Among these records, which lines include "index"? Copy them out.

DATA PROVIDED Start Marker

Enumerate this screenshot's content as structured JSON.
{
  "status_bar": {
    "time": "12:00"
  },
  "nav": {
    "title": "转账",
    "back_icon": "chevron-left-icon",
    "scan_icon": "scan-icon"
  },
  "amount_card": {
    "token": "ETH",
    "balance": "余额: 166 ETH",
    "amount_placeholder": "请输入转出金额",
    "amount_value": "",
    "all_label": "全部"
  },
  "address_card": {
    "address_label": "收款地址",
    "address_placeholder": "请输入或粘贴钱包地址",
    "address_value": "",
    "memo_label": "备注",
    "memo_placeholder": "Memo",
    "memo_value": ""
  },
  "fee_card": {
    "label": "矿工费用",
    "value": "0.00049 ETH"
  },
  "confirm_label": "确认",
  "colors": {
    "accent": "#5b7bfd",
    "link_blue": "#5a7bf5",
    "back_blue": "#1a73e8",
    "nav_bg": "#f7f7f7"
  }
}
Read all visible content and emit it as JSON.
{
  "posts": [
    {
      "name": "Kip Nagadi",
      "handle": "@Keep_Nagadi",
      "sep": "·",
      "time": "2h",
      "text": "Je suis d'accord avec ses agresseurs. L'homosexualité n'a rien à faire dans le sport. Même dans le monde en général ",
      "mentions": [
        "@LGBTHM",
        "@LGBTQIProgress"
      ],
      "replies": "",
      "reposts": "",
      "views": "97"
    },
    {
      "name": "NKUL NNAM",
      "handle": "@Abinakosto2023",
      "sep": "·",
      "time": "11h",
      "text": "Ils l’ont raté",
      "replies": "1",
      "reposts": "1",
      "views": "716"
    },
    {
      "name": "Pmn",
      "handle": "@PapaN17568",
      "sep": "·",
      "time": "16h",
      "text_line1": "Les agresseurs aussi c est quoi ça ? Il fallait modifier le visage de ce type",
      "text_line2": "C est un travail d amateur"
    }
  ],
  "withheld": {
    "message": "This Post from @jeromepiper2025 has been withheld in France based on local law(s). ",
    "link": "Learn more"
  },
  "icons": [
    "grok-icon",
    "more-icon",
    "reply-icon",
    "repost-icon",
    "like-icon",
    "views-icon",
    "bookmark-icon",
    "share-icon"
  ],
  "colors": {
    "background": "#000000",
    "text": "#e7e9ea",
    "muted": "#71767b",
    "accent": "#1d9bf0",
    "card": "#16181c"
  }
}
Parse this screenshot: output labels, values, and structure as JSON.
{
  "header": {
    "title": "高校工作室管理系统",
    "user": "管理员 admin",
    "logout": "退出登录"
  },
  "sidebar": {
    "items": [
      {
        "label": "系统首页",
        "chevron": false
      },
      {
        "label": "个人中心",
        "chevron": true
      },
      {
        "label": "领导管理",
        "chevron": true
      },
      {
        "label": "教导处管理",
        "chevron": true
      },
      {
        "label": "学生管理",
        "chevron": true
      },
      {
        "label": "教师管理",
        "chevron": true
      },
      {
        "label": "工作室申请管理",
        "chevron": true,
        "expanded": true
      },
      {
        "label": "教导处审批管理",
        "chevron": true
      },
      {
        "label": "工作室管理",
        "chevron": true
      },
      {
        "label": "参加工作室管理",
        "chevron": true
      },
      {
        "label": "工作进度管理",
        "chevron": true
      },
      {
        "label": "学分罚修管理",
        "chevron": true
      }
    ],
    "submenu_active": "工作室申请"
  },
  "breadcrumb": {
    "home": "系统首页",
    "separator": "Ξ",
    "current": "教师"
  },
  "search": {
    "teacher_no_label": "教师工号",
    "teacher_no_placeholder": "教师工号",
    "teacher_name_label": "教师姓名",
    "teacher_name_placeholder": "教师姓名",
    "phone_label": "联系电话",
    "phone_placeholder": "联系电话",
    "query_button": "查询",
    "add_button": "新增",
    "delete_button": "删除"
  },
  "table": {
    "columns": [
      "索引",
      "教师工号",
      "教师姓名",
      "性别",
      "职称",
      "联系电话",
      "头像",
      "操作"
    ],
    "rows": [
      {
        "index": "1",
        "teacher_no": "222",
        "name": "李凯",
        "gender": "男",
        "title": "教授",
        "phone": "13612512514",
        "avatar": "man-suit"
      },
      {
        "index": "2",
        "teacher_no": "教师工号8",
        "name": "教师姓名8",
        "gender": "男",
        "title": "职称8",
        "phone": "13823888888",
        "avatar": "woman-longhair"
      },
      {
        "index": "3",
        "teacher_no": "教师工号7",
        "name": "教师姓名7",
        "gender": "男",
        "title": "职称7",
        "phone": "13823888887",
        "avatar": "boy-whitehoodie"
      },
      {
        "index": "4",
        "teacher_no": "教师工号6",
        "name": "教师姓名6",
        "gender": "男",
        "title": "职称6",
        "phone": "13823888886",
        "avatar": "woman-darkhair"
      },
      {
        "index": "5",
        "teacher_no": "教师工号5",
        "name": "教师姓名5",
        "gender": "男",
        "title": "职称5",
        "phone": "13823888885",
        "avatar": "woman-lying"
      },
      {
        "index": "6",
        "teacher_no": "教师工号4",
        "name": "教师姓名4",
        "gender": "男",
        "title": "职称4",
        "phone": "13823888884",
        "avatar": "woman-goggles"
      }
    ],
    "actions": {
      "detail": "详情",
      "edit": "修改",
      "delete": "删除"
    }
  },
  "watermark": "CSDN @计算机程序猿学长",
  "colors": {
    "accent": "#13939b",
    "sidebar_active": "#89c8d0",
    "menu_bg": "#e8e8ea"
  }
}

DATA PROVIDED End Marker

▸ YOUR RESPONSE
        "index": "1",
        "index": "2",
        "index": "3",
        "index": "4",
        "index": "5",
        "index": "6",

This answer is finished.